The sudden and unexpected rescheduling of the School of General Studies Class Day has placed undue financial and emotional burdens upon the students of General Studies and their families. We are heartened by the creation of a GS Class Day Travel Fund and hope that the administration will work to accommodate as many people as possible so that they are able to take part in the celebration of the amazing accomplishments of the graduating seniors in GS.
Continue reading the statement after the jump.
As you have probably heard by now, the General Studies Class Day was moved because of President Obama’s visit to Morningside Heights. Several GS students expressed their displeasure, and the administration has acted by attempting to provide financial compensation for students who have been inconvenienced. Check after the jump for the full email from Dean Peter Awn. More »
Hello and a very warm welcome to the sixth installment of Senior in the Springtime. This week I continued the journey of completing the traditions that remained on my list. I was able to complete five more, as best as I could, and I’m confident that the other 28 will be conquered in due time.
Again, the numbers alongside the tradition reflect their placement in the original list. My five for the week:
19. Explore the tunnels. More »
A strange man dressed in all black, a beanie and sunglasses just visited the General Studies Lounge and gave several students in the room $50 cash in an envelope along with a letter, according to Spectrum Editor Stephen Snowder. About 15 people received envelopes in total.
“He looked questionable when he came in—no one knew who he was. This was quite a nice surprise. I will use the money to pay for my friends’ alcohol tonight,” said Joseph Patito, a GS Political Science major and envelope recipient.
Math/Econ major Boris Beltinov was also pleasantly surprised, “I was like, who wears sunglasses at 4 p.m. in New York, indoors?

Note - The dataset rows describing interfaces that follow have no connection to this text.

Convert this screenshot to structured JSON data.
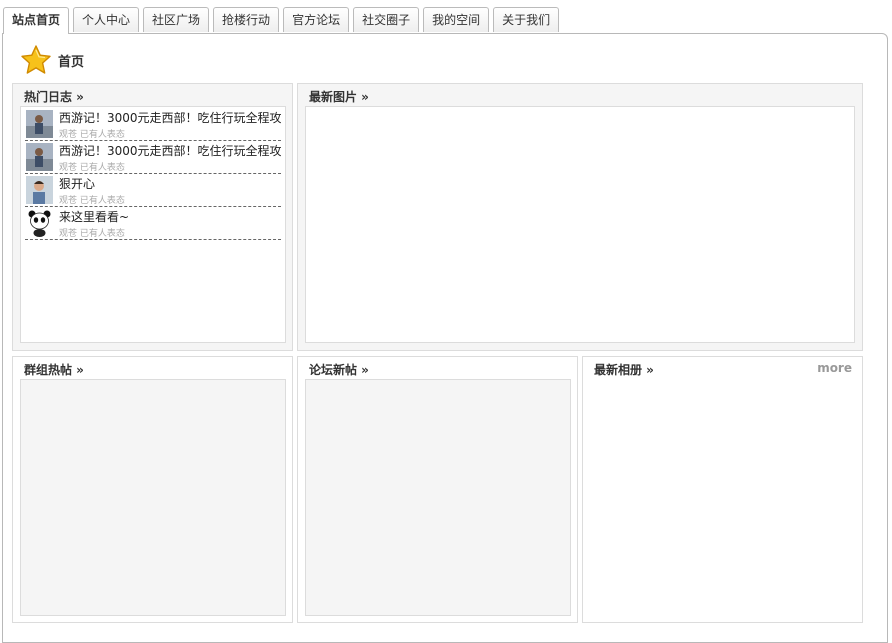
{
  "nav": {
    "tabs": [
      {
        "label": "站点首页",
        "active": true
      },
      {
        "label": "个人中心"
      },
      {
        "label": "社区广场"
      },
      {
        "label": "抢楼行动"
      },
      {
        "label": "官方论坛"
      },
      {
        "label": "社交圈子"
      },
      {
        "label": "我的空间"
      },
      {
        "label": "关于我们"
      }
    ]
  },
  "page": {
    "title": "首页",
    "icon": "star-icon"
  },
  "sections": {
    "hot_blogs": {
      "title": "热门日志 »",
      "posts": [
        {
          "title": "西游记！3000元走西部！吃住行玩全程攻",
          "meta": "观苍  已有人表态",
          "avatar": "traveler-avatar"
        },
        {
          "title": "西游记！3000元走西部！吃住行玩全程攻",
          "meta": "观苍  已有人表态",
          "avatar": "traveler-avatar"
        },
        {
          "title": "狠开心",
          "meta": "观苍  已有人表态",
          "avatar": "man-avatar"
        },
        {
          "title": "来这里看看~",
          "meta": "观苍  已有人表态",
          "avatar": "panda-avatar"
        }
      ]
    },
    "latest_photos": {
      "title": "最新图片 »"
    },
    "group_hot": {
      "title": "群组热帖 »"
    },
    "forum_new": {
      "title": "论坛新帖 »"
    },
    "latest_albums": {
      "title": "最新相册 »",
      "more": "more"
    }
  },
  "colors": {
    "border": "#dcdcdc",
    "panel_bg": "#f5f5f5",
    "star": "#f5b800"
  }
}
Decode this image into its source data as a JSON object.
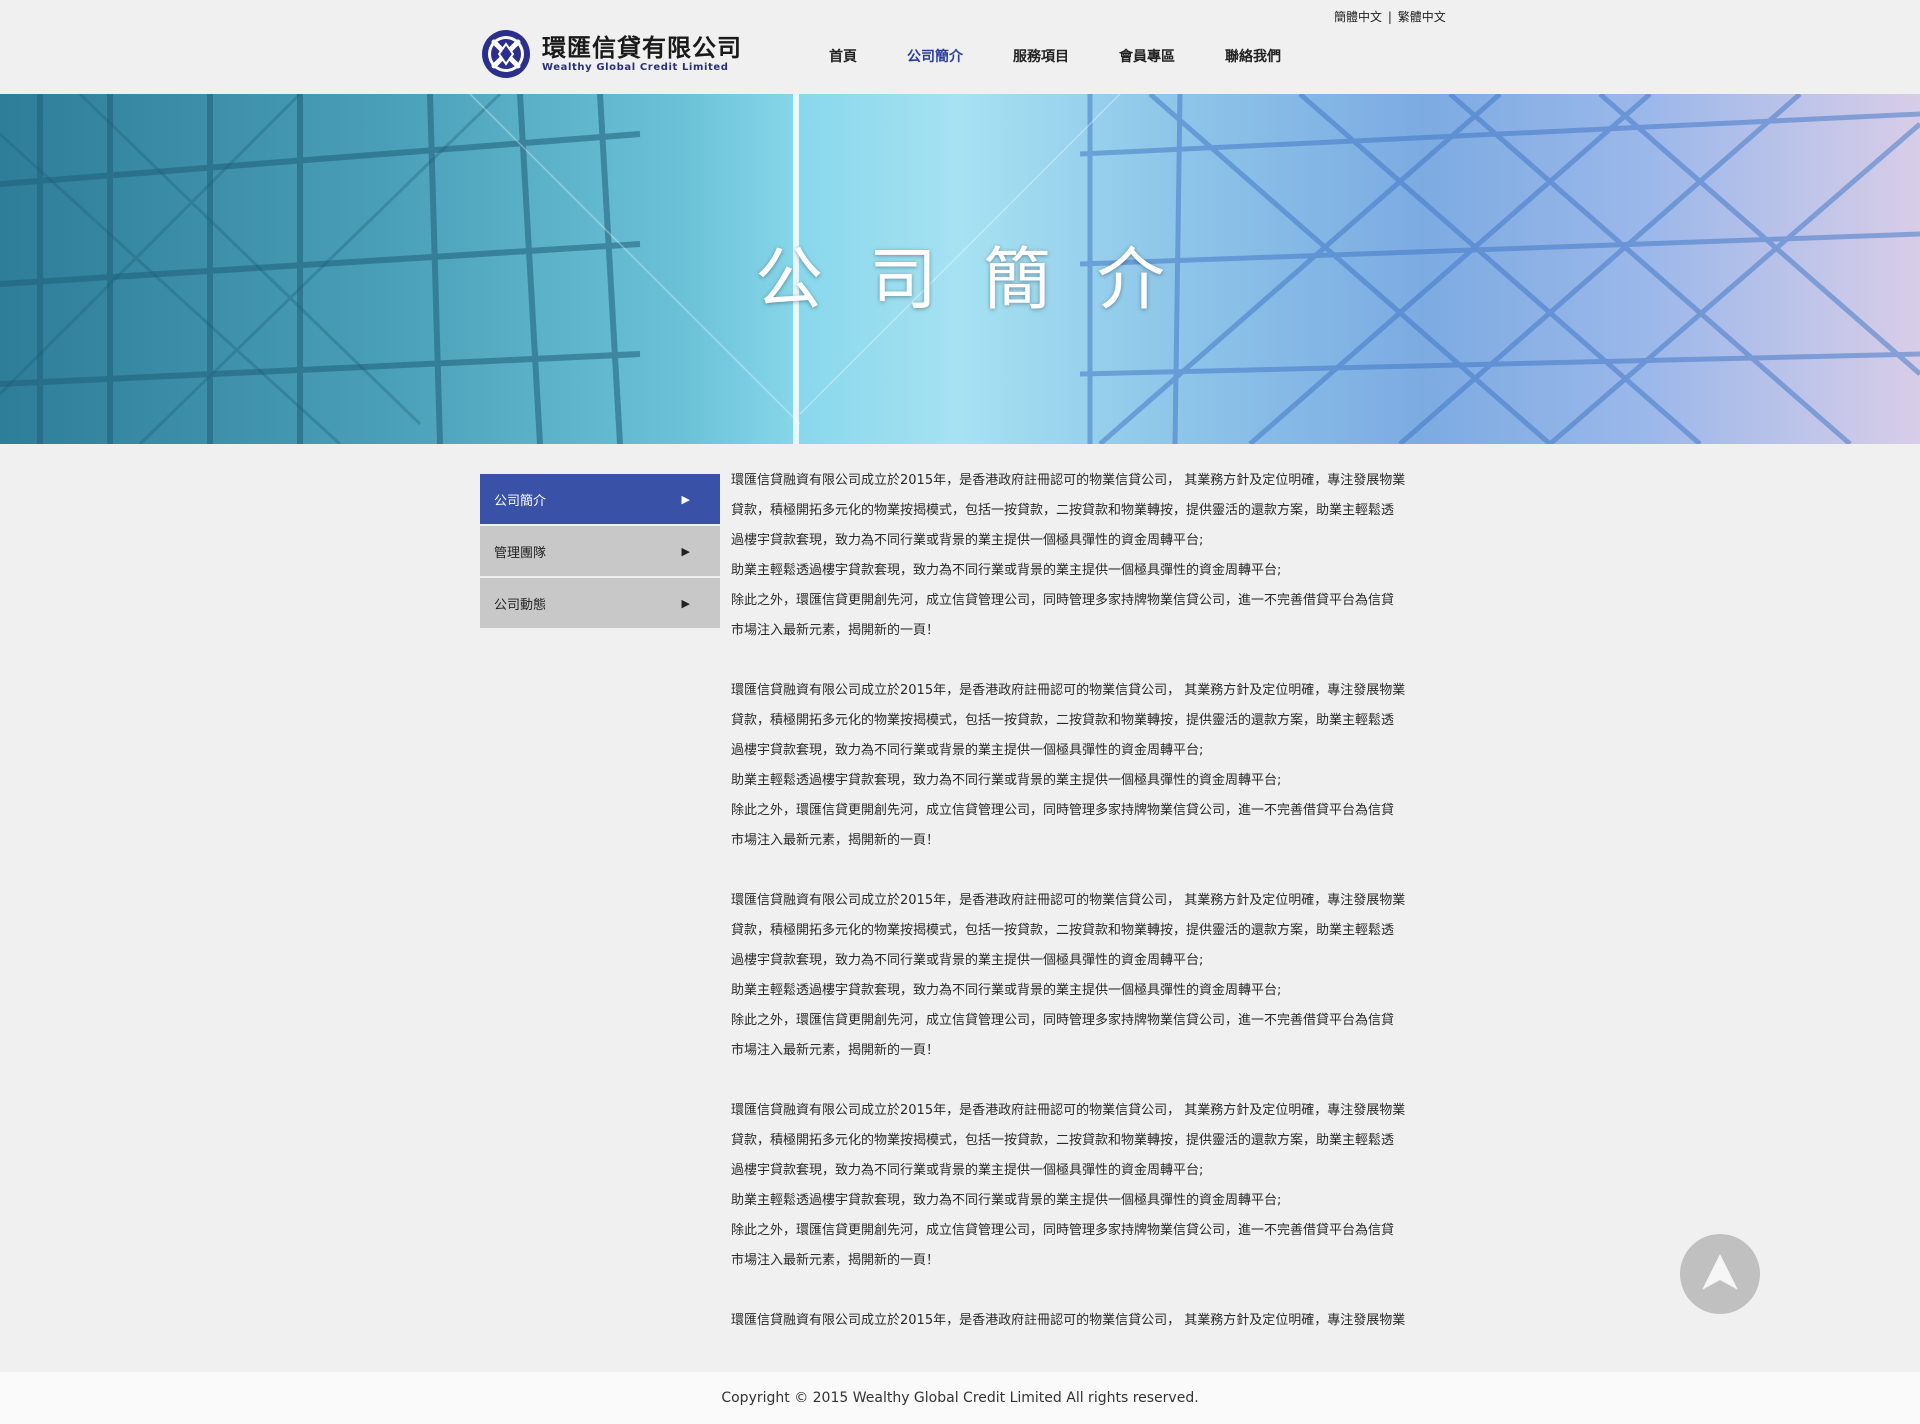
{
  "header": {
    "lang_simplified": "簡體中文",
    "lang_separator": "|",
    "lang_traditional": "繁體中文",
    "logo_cn": "環匯信貸有限公司",
    "logo_en": "Wealthy Global Credit Limited",
    "nav": [
      "首頁",
      "公司簡介",
      "服務項目",
      "會員專區",
      "聯絡我們"
    ],
    "nav_active": "公司簡介"
  },
  "banner": {
    "title": "公司簡介"
  },
  "sidebar": {
    "items": [
      {
        "label": "公司簡介",
        "arrow": "▶"
      },
      {
        "label": "管理團隊",
        "arrow": "▶"
      },
      {
        "label": "公司動態",
        "arrow": "▶"
      }
    ]
  },
  "content": {
    "paragraphs": [
      [
        "環匯信貸融資有限公司成立於2015年，是香港政府註冊認可的物業信貸公司， 其業務方針及定位明確，專注發展物業",
        "貸款，積極開拓多元化的物業按揭模式，包括一按貸款，二按貸款和物業轉按，提供靈活的還款方案，助業主輕鬆透",
        "過樓宇貸款套現，致力為不同行業或背景的業主提供一個極具彈性的資金周轉平台;",
        "助業主輕鬆透過樓宇貸款套現，致力為不同行業或背景的業主提供一個極具彈性的資金周轉平台;",
        "除此之外，環匯信貸更開創先河，成立信貸管理公司，同時管理多家持牌物業信貸公司，進一不完善借貸平台為信貸",
        "市場注入最新元素，揭開新的一頁！"
      ],
      [
        "環匯信貸融資有限公司成立於2015年，是香港政府註冊認可的物業信貸公司， 其業務方針及定位明確，專注發展物業",
        "貸款，積極開拓多元化的物業按揭模式，包括一按貸款，二按貸款和物業轉按，提供靈活的還款方案，助業主輕鬆透",
        "過樓宇貸款套現，致力為不同行業或背景的業主提供一個極具彈性的資金周轉平台;",
        "助業主輕鬆透過樓宇貸款套現，致力為不同行業或背景的業主提供一個極具彈性的資金周轉平台;",
        "除此之外，環匯信貸更開創先河，成立信貸管理公司，同時管理多家持牌物業信貸公司，進一不完善借貸平台為信貸",
        "市場注入最新元素，揭開新的一頁！"
      ],
      [
        "環匯信貸融資有限公司成立於2015年，是香港政府註冊認可的物業信貸公司， 其業務方針及定位明確，專注發展物業",
        "貸款，積極開拓多元化的物業按揭模式，包括一按貸款，二按貸款和物業轉按，提供靈活的還款方案，助業主輕鬆透",
        "過樓宇貸款套現，致力為不同行業或背景的業主提供一個極具彈性的資金周轉平台;",
        "助業主輕鬆透過樓宇貸款套現，致力為不同行業或背景的業主提供一個極具彈性的資金周轉平台;",
        "除此之外，環匯信貸更開創先河，成立信貸管理公司，同時管理多家持牌物業信貸公司，進一不完善借貸平台為信貸",
        "市場注入最新元素，揭開新的一頁！"
      ],
      [
        "環匯信貸融資有限公司成立於2015年，是香港政府註冊認可的物業信貸公司， 其業務方針及定位明確，專注發展物業",
        "貸款，積極開拓多元化的物業按揭模式，包括一按貸款，二按貸款和物業轉按，提供靈活的還款方案，助業主輕鬆透",
        "過樓宇貸款套現，致力為不同行業或背景的業主提供一個極具彈性的資金周轉平台;",
        "助業主輕鬆透過樓宇貸款套現，致力為不同行業或背景的業主提供一個極具彈性的資金周轉平台;",
        "除此之外，環匯信貸更開創先河，成立信貸管理公司，同時管理多家持牌物業信貸公司，進一不完善借貸平台為信貸",
        "市場注入最新元素，揭開新的一頁！"
      ],
      [
        "環匯信貸融資有限公司成立於2015年，是香港政府註冊認可的物業信貸公司， 其業務方針及定位明確，專注發展物業"
      ]
    ]
  },
  "footer": {
    "copyright": "Copyright © 2015 Wealthy Global Credit Limited All rights reserved."
  },
  "icons": {
    "logo": "logo-icon",
    "back_to_top": "arrow-up-icon",
    "sidebar_arrow": "triangle-right-icon"
  },
  "colors": {
    "accent": "#3a51a8",
    "nav_active": "#2b3f9e",
    "background": "#f0f0f0",
    "sidebar_item": "#c8c8c8"
  }
}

I’m going to spend the money on beer. I mean, books of course, for next semester…”
Text of the letter below: More »